San Francisco startup Docker, whose Linux container technology for packaging up application code has become trendy among developers and increasingly among operations people, has made a command line interface available to run on Microsoft Windows.
The new Windows port of the Docker client — part of today’s Docker version 1.6 release — is available through the boot2docker project or the Chocolatey package manager, Microsoft software engineer Ahmet Alp Balkan wrote in a blog post today on the news, which Microsoft and Docker are jointly announcing.
It’s the result of months of work between Microsoft and Docker.

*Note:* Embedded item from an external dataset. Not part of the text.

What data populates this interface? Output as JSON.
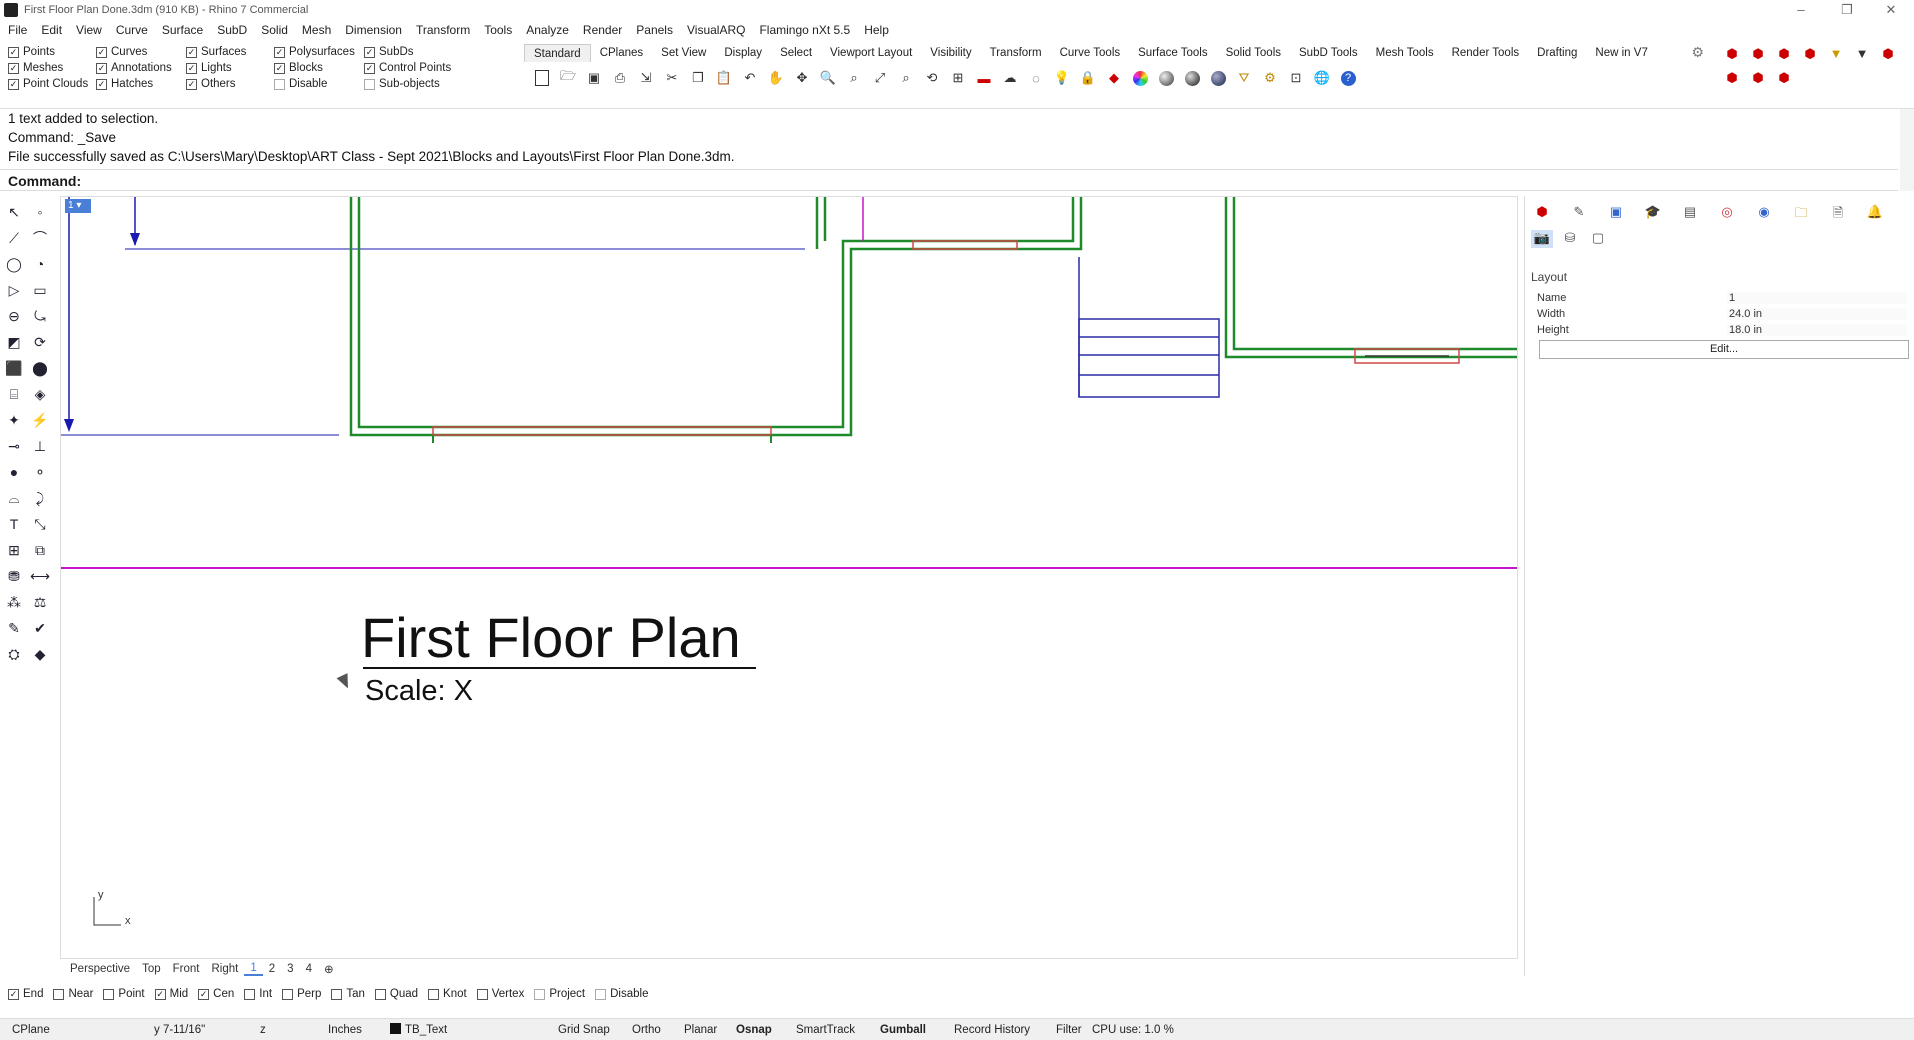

But it isn’t the first time Microsoft and Docker are collaborating. They’re working together to bring Docker containers to the Windows Server operating system for servers. Just last week Microsoft announced that it would roll out Hyper-V Containers managed by Microsoft’s Hyper-V hypervisor software.
Linux containers, which Docker has popularized in the past two years, represent competition to the virtual machines that Hyper-V and other hypervisor software products operate. So Microsoft — as well as virtualization giant VMware — has been quick to embrace Docker and its containers.
“It’s interesting to realize how much of your software is programmed for a certain operating system, so we are thankful to have the Windows expertise available to help guide us through the process,” Docker said in its blog post on today’s news.
Earlier this week Docker announced a $95 million funding round.